The women’s Alpine team has a way of turning over every couple years, though it would be nice to think that Lindsey Kildow would get another shot at the downhill after her terrible crash here in a training run.
You won’t recognize the U.S. men’s team next time around. The old, grizzled grumps will all be gone, replaced by the kids coming up from last year's World Junior championship team.
The women have already turned over their roster, for the most part, and will build on their bronze medal and around their University of Minnesota core group. Say goodbye to Angela Ruggiero, a three-time Olympian.
We can’t do much better in this stuff. Halfpiper Shaun White will be 23, and can’t possibly be as flexible as he is now. But he’s so much better than everybody else right now, he can afford to slip a bit.

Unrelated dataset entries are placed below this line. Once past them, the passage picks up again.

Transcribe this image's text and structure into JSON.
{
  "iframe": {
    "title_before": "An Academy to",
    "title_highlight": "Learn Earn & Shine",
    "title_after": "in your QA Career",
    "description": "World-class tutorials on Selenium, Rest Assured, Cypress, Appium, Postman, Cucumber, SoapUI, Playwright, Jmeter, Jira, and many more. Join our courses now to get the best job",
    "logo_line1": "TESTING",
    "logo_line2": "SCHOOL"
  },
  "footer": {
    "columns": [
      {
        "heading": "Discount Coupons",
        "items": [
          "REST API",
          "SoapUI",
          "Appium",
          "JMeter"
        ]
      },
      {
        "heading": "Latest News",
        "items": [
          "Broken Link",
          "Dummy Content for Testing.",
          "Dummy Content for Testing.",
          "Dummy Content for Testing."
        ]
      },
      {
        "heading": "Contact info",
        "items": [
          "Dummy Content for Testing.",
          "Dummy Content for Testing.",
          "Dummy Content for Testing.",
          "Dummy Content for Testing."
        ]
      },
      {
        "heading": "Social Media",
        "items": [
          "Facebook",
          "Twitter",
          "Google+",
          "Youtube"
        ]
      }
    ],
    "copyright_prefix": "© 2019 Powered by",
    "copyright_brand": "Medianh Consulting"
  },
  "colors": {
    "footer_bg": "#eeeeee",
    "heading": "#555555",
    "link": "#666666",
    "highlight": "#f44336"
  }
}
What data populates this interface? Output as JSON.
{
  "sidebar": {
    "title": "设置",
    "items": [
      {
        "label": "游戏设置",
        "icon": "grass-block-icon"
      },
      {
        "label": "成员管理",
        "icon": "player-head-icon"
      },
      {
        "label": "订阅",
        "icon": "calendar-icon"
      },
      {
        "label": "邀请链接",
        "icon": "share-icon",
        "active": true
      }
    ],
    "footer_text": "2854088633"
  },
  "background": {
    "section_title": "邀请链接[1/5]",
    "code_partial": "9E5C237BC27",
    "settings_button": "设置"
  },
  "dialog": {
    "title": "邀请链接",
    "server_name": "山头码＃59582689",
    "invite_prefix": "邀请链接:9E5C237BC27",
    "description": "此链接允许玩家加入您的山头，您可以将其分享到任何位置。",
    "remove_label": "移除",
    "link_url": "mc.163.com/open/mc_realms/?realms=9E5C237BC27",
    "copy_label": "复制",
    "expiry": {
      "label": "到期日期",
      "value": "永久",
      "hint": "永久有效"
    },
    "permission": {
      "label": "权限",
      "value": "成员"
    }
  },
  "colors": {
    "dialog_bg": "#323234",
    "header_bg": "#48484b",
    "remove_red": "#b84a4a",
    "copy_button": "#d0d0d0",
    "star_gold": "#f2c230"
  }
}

If you expect this to be the Shani and Chad show in 2010, you’ll be as sadly disappointed as Hedrick. Speed skaters rarely endure at the top for more than two or three years. Again, a new generation of new names will make itself known, but no sooner than 2009. For the men, that’s a shame. For the women, that can only be good news.
The other sports
Just remember this, as we float from continent to continent, Olympics to Olympics: The faces may change, but the sports dynasties remain the same. If we stunk at it in Turin, we’ll probably stink at it in Vancouver.